Let's face it, humans need a time structure, it is our nature regardless of romantic ideas about freedom and enjoying life. Good thing is, we don't have to do the "9 to 5" thing if this is not in harmony with our bio rhythm. It is wise to investigate your body's and mind's high's and low's. Working during the hours when we feel most alert and active will give us the best results, and we should stick to a rough schedule. Of course the beauty of working at home is that every schedule can be modified or changed if we feel the need to. Make it clear to yourself and others when you are on the job and when you are off. Don't let work take over your entire wake hours.

Set your own schedule and stick to it.

4. Respect your "work"

If you don't value your work at home as a real profession nobody will. One of the pitfalls of you daily presence at home will be others tempted to take advantage of your staying at home and assumed flexibility and leisure. Watching other people's children, running errands or simply expectations that the house will be in spotless condition because "well, you are at home all day", shouldn't be part of the plan. We are open for exceptions, but

don't fall into the trap of availability or guilt to say NO.

5. Social aspect

Ok, unless you do hire employees, partner up with a friend or you have a lot of customer contact, you will work alone.
Since communicating/trading via internet has become very common I believe that a good part will find themselves in a position to work without peers. Now it depends on your personality or surrounding social net how much interaction you need. The internet has a wealth of forums and groups to exchange ideas with like-minded people or who share your working field. Some may be lucky to find local guilds or groups as well. Keep in mind that the lovely cliche of working in pjs is a popular idea and subject of many cartoons but can be tricky over time. Getting dressed, regardless of your lifestyle, is an important part of our identity.

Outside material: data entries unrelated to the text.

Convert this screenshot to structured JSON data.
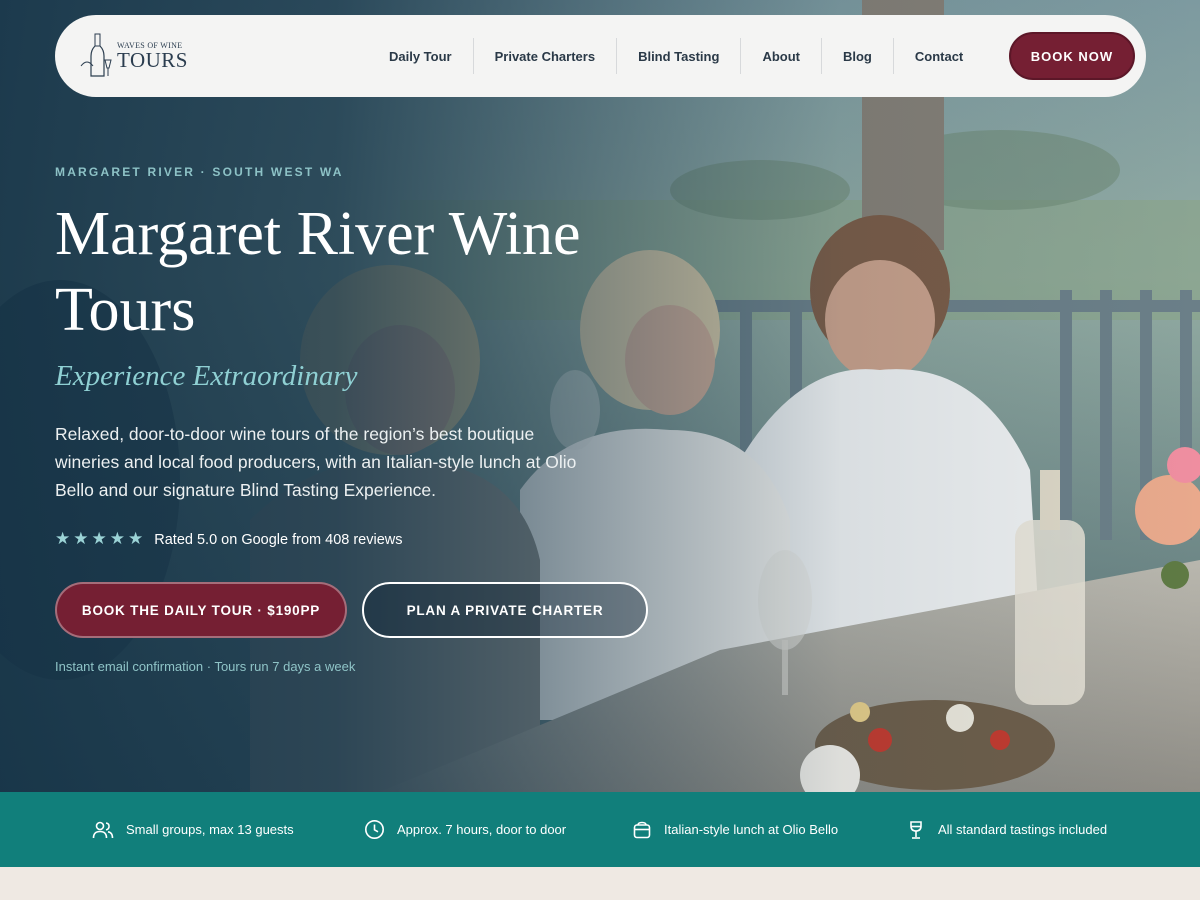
{
  "nav": {
    "logo": {
      "small_text": "WAVES OF WINE",
      "big_text": "TOURS"
    },
    "links": [
      "Daily Tour",
      "Private Charters",
      "Blind Tasting",
      "About",
      "Blog",
      "Contact"
    ],
    "cta": "BOOK NOW"
  },
  "hero": {
    "eyebrow": "MARGARET RIVER · SOUTH WEST WA",
    "title_line1": "Margaret River Wine",
    "title_line2": "Tours",
    "subtitle": "Experience Extraordinary",
    "description": "Relaxed, door-to-door wine tours of the region’s best boutique wineries and local food producers, with an Italian-style lunch at Olio Bello and our signature Blind Tasting Experience.",
    "rating_stars": 5,
    "rating_text": "Rated 5.0 on Google from 408 reviews",
    "primary_cta": "BOOK THE DAILY TOUR · $190PP",
    "secondary_cta": "PLAN A PRIVATE CHARTER",
    "note": "Instant email confirmation · Tours run 7 days a week"
  },
  "features": [
    {
      "icon": "users-icon",
      "text": "Small groups, max 13 guests"
    },
    {
      "icon": "clock-icon",
      "text": "Approx. 7 hours, door to door"
    },
    {
      "icon": "lunchbox-icon",
      "text": "Italian-style lunch at Olio Bello"
    },
    {
      "icon": "wine-glass-icon",
      "text": "All standard tastings included"
    }
  ],
  "colors": {
    "brand_burgundy": "#751f33",
    "teal_bar": "#117f7b",
    "accent_teal": "#8fd0d3",
    "navy_text": "#2a3947"
  }
}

Whether chic, mainstream, hippie or goth.

We should not become invisible working bees, but portray ourselves and still get out there.